* _WHAT YOU SHOULD DO_: Your answer should consist of all lines in the listing that hold the word "Find".

* _MATERIAL PROVIDED_:
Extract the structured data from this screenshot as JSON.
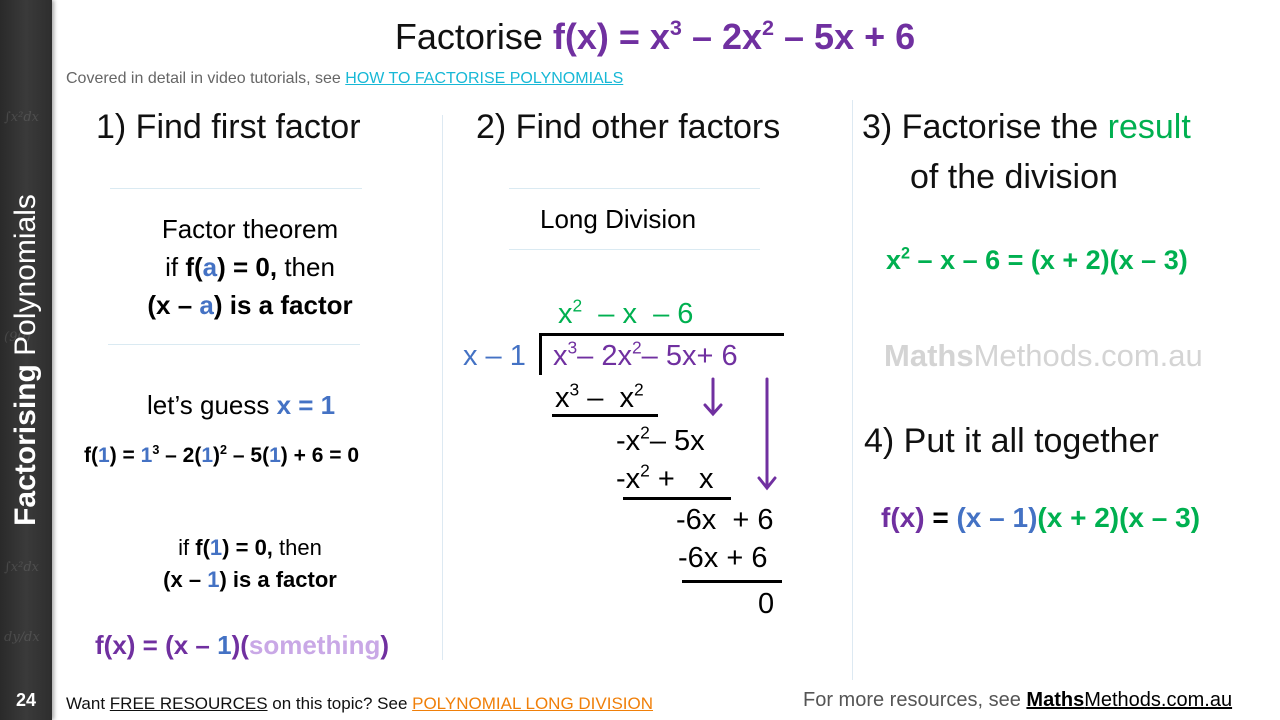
{
  "sidebar": {
    "title_bold": "Factorising",
    "title_rest": " Polynomials",
    "page_number": "24"
  },
  "title": {
    "lead": "Factorise ",
    "expr_a": "f(x) = x",
    "sup_a": "3",
    "expr_b": " – 2x",
    "sup_b": "2",
    "expr_c": " – 5x + 6"
  },
  "subtitle": {
    "text": "Covered  in detail in video tutorials, see ",
    "link": "HOW TO FACTORISE POLYNOMIALS"
  },
  "step1": {
    "heading": "1) Find first factor",
    "theorem_title": "Factor theorem",
    "theorem_line2": [
      "if ",
      "f(",
      "a",
      ") = 0,",
      " then"
    ],
    "theorem_line3": [
      "(x – ",
      "a",
      ") is  a factor"
    ],
    "guess_text": "let’s guess ",
    "guess_value": "x = 1",
    "eval": [
      "f(",
      "1",
      ") = ",
      "1",
      "3",
      " – 2(",
      "1",
      ")",
      "2",
      " – 5(",
      "1",
      ") + 6 = 0"
    ],
    "concl_line1": [
      "if ",
      "f(",
      "1",
      ") = 0,",
      " then"
    ],
    "concl_line2": [
      "(x – ",
      "1",
      ") is  a factor"
    ],
    "result": [
      "f(x) = (x – ",
      "1",
      ")(",
      "something",
      ")"
    ]
  },
  "step2": {
    "heading": "2) Find other factors",
    "method": "Long Division",
    "divisor": "x – 1",
    "quotient": [
      "x",
      "2",
      "  – x  – 6"
    ],
    "dividend": [
      "x",
      "3",
      "– 2x",
      "2",
      "– 5x+ 6"
    ],
    "rows": [
      {
        "parts": [
          "x",
          "3",
          " –  x",
          "2"
        ]
      },
      {
        "parts": [
          "-x",
          "2",
          "– 5x"
        ]
      },
      {
        "parts": [
          "-x",
          "2",
          " +   x"
        ]
      },
      {
        "parts": [
          "-6x  + 6"
        ]
      },
      {
        "parts": [
          "-6x + 6"
        ]
      },
      {
        "parts": [
          "0"
        ]
      }
    ]
  },
  "step3": {
    "heading_a": "3) Factorise the ",
    "heading_b": "result",
    "heading_c": "of the division",
    "equation": [
      "x",
      "2",
      " – x – 6 = (x + 2)(x – 3)"
    ]
  },
  "watermark": {
    "bold": "Maths",
    "rest": "Methods.com.au"
  },
  "step4": {
    "heading": "4) Put it all together",
    "equation": [
      "f(x)",
      " = ",
      "(x – 1)",
      "(x + 2)(x – 3)"
    ]
  },
  "footer": {
    "left_a": "Want ",
    "left_free": "FREE RESOURCES",
    "left_b": " on this topic? See ",
    "left_link": "POLYNOMIAL LONG DIVISION",
    "right_text": "For more resources, see ",
    "right_site_bold": "Maths",
    "right_site_rest": "Methods.com.au"
  },
  "colors": {
    "purple": "#7030a0",
    "blue": "#4472c4",
    "green": "#00b050",
    "lilac": "#c9a8e6",
    "link_cyan": "#17b8d6",
    "link_orange": "#f07f09"
  }
}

* _ANSWER SECTION_:
    "heading": "1) Find first factor",
    "heading": "2) Find other factors",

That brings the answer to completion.